GIVEN INFORMATION Start Marker
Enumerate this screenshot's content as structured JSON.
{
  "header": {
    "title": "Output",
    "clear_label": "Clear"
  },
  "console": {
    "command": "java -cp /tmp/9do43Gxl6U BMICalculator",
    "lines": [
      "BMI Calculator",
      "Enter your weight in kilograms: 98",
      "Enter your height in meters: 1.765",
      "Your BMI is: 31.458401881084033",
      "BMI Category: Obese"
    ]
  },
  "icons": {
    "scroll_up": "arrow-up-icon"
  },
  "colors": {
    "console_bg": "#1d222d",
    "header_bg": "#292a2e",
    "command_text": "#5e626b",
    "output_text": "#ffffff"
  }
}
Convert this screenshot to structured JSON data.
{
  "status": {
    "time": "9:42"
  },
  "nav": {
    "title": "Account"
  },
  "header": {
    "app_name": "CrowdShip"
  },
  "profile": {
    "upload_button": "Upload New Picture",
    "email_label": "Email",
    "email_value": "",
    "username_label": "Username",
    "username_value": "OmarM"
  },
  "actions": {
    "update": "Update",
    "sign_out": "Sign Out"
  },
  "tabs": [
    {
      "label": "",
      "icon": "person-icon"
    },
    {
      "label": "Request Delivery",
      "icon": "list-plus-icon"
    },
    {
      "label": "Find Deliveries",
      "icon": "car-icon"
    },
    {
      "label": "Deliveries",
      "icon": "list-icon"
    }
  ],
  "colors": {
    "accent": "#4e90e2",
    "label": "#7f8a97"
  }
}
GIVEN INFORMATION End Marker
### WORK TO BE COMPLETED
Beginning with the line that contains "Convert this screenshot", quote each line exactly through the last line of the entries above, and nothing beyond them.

### RESPONSE TO THE TASK
Convert this screenshot to structured JSON data.
{
  "status": {
    "time": "9:42"
  },
  "nav": {
    "title": "Account"
  },
  "header": {
    "app_name": "CrowdShip"
  },
  "profile": {
    "upload_button": "Upload New Picture",
    "email_label": "Email",
    "email_value": "",
    "username_label": "Username",
    "username_value": "OmarM"
  },
  "actions": {
    "update": "Update",
    "sign_out": "Sign Out"
  },
  "tabs": [
    {
      "label": "",
      "icon": "person-icon"
    },
    {
      "label": "Request Delivery",
      "icon": "list-plus-icon"
    },
    {
      "label": "Find Deliveries",
      "icon": "car-icon"
    },
    {
      "label": "Deliveries",
      "icon": "list-icon"
    }
  ],
  "colors": {
    "accent": "#4e90e2",
    "label": "#7f8a97"
  }
}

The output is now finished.